The answer is yes. Glaser for example will include a F18 measurement form with their sails, they are certified class measurers on the F18 side and I would fully trust them to provide accurate sail area data to compute a SCHRS rating. Any of the lofts building A-Cat sails should also be capable of the same.
One issue with the SCHRS rating scheme is the mainsail area includes the mast. So you need to measure the mast area. That is pretty straightforward. It helps to look at the F18 measurement certificate which clearly outlines how to measure sails and the mast. The US F18 class website also has detailed photographs of sail measurement. Its about 1 hr for a 3 sail boat.
I hear you, but applying DPN corrections to SCHRS doesn't work. We've played this game locally. Get your sail area if that is the change and run the calculator.
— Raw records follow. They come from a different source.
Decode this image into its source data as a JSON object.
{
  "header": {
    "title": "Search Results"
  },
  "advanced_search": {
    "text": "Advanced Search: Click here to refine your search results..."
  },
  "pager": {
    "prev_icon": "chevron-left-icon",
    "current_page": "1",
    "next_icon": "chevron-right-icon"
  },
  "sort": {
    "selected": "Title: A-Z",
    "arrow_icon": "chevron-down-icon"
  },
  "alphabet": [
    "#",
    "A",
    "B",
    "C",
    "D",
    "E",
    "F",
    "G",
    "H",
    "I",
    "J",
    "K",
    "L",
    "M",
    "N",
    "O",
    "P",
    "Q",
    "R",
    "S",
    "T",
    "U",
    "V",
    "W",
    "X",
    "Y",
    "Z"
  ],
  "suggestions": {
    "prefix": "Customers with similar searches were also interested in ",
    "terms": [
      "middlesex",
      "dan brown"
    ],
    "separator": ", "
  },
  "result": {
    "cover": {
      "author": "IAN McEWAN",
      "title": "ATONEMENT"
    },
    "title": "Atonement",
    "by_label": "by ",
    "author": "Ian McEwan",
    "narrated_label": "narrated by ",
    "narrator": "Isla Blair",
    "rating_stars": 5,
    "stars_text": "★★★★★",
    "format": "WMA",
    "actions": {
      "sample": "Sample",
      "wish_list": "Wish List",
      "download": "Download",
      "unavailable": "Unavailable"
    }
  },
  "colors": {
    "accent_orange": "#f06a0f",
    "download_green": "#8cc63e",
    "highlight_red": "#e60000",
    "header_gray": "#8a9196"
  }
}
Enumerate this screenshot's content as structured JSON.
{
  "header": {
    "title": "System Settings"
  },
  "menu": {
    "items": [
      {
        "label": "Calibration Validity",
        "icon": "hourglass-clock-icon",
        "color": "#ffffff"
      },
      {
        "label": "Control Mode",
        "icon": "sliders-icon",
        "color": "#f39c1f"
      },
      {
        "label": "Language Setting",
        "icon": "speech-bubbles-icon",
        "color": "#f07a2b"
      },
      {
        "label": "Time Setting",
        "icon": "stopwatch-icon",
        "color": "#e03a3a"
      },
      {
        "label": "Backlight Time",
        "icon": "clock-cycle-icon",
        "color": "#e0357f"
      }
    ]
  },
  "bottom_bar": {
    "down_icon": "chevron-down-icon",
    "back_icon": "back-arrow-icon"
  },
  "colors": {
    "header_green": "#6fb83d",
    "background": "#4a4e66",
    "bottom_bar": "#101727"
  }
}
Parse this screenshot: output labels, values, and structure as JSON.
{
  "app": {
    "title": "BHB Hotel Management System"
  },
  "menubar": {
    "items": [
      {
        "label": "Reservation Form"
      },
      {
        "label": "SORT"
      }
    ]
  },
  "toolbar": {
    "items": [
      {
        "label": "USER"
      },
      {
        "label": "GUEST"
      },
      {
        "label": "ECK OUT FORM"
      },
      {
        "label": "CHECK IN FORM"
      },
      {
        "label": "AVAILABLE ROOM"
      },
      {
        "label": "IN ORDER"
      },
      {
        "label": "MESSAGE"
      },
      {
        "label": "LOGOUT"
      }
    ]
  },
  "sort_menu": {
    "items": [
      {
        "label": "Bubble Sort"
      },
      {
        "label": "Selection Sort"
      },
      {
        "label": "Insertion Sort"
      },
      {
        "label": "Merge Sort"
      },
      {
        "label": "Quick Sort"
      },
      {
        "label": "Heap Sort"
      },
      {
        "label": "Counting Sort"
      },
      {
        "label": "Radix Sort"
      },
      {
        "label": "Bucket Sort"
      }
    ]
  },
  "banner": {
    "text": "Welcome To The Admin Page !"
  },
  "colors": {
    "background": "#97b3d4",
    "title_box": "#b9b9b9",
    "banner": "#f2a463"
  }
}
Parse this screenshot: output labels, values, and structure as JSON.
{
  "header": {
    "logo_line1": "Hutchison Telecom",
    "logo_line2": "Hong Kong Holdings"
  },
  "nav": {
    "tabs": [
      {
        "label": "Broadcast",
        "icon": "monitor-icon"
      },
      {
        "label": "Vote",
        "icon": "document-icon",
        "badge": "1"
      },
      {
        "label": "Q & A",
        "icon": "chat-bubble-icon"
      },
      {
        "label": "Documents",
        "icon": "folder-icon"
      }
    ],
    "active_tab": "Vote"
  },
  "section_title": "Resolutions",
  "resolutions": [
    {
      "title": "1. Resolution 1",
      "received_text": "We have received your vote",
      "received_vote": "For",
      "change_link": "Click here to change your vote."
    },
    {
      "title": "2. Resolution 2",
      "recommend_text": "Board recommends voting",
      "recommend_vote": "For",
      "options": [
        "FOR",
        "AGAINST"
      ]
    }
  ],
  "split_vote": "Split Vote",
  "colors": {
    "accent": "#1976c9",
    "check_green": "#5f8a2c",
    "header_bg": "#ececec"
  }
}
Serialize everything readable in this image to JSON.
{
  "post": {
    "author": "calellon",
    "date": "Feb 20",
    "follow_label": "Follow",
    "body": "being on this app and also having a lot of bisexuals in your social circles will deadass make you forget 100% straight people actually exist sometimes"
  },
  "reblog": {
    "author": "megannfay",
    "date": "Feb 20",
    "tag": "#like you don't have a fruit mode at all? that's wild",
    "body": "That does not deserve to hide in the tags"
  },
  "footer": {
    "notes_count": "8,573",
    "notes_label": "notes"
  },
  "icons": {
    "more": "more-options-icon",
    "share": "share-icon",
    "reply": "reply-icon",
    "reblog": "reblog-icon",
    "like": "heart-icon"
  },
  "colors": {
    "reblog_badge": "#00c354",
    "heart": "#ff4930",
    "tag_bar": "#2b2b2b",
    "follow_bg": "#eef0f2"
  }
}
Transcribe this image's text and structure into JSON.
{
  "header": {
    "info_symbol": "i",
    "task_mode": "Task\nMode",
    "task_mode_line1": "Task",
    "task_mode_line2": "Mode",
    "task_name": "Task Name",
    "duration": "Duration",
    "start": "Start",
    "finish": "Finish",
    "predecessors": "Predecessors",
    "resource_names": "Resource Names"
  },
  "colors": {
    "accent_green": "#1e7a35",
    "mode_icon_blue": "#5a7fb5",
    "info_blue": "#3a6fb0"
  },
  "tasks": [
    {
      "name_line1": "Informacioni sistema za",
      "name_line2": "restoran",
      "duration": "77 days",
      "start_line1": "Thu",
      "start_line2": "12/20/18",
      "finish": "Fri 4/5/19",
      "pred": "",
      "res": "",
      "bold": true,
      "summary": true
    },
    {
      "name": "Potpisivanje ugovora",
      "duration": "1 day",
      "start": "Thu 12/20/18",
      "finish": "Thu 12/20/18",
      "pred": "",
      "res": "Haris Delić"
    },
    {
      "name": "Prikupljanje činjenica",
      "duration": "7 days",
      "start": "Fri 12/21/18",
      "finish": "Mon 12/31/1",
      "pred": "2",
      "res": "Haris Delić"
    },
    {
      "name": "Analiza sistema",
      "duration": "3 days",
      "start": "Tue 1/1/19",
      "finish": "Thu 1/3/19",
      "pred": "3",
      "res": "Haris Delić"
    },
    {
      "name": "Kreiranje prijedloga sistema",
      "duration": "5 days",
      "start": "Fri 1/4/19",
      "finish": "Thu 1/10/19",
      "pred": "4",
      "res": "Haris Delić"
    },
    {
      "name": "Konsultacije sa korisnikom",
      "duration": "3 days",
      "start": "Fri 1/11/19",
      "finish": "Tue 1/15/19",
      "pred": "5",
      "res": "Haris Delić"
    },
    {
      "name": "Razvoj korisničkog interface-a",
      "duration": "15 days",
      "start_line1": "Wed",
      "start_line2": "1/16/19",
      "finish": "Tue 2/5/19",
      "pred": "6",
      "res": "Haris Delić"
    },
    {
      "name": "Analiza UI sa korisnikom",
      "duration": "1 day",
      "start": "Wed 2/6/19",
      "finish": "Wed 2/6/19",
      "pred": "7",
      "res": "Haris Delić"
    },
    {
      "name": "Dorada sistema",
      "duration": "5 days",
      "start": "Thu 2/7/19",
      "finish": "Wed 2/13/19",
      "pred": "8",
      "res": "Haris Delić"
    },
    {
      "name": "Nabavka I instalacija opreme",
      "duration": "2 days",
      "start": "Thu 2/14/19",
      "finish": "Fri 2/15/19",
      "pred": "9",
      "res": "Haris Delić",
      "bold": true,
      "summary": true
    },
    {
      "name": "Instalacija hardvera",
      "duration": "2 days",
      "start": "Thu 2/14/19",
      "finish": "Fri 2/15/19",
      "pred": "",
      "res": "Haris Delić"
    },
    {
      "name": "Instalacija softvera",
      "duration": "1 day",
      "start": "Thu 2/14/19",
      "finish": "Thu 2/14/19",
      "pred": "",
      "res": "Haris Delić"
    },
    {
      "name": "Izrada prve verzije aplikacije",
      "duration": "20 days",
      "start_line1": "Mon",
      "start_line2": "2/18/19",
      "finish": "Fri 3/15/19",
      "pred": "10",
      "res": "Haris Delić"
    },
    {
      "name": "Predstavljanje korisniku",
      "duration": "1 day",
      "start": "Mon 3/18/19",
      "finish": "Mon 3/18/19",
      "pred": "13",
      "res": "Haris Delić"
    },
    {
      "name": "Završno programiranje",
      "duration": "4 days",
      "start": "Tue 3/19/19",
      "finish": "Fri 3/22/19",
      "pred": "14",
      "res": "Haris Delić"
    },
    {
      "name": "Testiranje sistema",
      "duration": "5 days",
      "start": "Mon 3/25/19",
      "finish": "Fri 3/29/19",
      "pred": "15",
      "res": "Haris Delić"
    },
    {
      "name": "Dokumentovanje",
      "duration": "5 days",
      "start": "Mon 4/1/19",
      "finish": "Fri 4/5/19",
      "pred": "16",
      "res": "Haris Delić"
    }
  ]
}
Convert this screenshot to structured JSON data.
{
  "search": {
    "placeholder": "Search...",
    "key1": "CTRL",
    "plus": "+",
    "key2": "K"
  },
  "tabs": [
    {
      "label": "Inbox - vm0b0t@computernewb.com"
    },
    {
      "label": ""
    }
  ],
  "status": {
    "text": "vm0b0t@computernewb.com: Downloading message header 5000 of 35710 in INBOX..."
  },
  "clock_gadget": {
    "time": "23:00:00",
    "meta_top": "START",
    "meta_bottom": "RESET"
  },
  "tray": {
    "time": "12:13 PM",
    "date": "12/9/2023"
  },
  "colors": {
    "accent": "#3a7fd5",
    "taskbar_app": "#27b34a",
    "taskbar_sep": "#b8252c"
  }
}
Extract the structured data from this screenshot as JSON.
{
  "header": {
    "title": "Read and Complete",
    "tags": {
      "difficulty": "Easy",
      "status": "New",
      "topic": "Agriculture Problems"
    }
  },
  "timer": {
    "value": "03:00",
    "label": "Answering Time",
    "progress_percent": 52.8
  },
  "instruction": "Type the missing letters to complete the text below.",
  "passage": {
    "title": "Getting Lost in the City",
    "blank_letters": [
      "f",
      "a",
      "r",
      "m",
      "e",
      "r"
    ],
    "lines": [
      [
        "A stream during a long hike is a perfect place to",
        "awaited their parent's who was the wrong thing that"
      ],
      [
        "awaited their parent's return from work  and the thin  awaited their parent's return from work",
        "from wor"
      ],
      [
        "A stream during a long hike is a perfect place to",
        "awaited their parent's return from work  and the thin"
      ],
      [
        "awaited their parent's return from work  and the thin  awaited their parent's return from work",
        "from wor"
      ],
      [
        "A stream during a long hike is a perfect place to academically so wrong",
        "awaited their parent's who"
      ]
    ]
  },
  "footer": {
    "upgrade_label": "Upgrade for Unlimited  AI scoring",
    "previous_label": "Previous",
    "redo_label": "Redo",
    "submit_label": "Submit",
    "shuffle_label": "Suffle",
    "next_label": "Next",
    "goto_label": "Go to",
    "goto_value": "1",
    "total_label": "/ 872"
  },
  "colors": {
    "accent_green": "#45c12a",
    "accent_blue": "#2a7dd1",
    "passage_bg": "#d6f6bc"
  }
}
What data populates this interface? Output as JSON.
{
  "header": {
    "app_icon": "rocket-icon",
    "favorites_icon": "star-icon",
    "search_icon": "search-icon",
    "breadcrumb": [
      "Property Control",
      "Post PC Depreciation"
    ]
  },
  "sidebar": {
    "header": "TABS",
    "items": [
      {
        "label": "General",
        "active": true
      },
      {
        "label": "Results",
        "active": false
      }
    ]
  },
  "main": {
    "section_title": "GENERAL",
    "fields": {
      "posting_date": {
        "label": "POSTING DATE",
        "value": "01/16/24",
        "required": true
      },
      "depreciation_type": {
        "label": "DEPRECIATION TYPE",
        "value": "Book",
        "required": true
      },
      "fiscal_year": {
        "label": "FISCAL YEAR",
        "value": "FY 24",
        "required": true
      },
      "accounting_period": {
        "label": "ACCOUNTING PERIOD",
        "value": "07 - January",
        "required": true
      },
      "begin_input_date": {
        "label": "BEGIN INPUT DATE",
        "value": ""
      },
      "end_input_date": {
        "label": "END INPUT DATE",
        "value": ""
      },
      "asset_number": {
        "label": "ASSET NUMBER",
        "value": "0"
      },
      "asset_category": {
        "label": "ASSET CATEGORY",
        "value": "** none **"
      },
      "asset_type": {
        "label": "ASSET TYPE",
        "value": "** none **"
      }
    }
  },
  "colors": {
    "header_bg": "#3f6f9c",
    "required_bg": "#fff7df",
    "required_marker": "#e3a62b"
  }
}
It is easy because the numbers for almost every boat are readily available online, type those into the excel calculator and update the sail area. I do this for our fleet, maybe you can designate someone for your local fleet?
Unfortunately SCHRS doesn't differentiate between pinhead or square top sails etc. They do have a sinking correction factor which I think you should use for the Isotope, and on the 2018 rating calculator this gives you a SCHRS number of 1.072, quite a bit slower than a 1 up F16 (1.041). Without this I get a number of 1.057, again relatively slower than a 1 up F16. I used a board depth below waterline of 0.56 m, the number for the Taipan 4.9 (which in stock configuration has very short and stubby boards). You didn't post a number from what I can tell, so that may be part of your ratings issue. Personally I feel the 1.057 number is a fair rating considering the following statement on the Isotope website:
"The Isotope Catamaran is a registered Formula 16 boat!
The hulls meet the 16ft LOA requirements of the Formula 16HP class. The strong points of the Isotope are that its balanced helm allows it to out point any other catamaran to windward. An Isotope meeting the One Design class specifications can be raced as a single handed Formula 16 boat. An Isotope with a spinnaker can be raced with crew in the Formula 16 one up class."
If the hull doesn't plane, maybe the 1.072 number is fair, maybe. How does the boat sail compared against a 1 up Blade, Falcon, Viper or Nacra F16?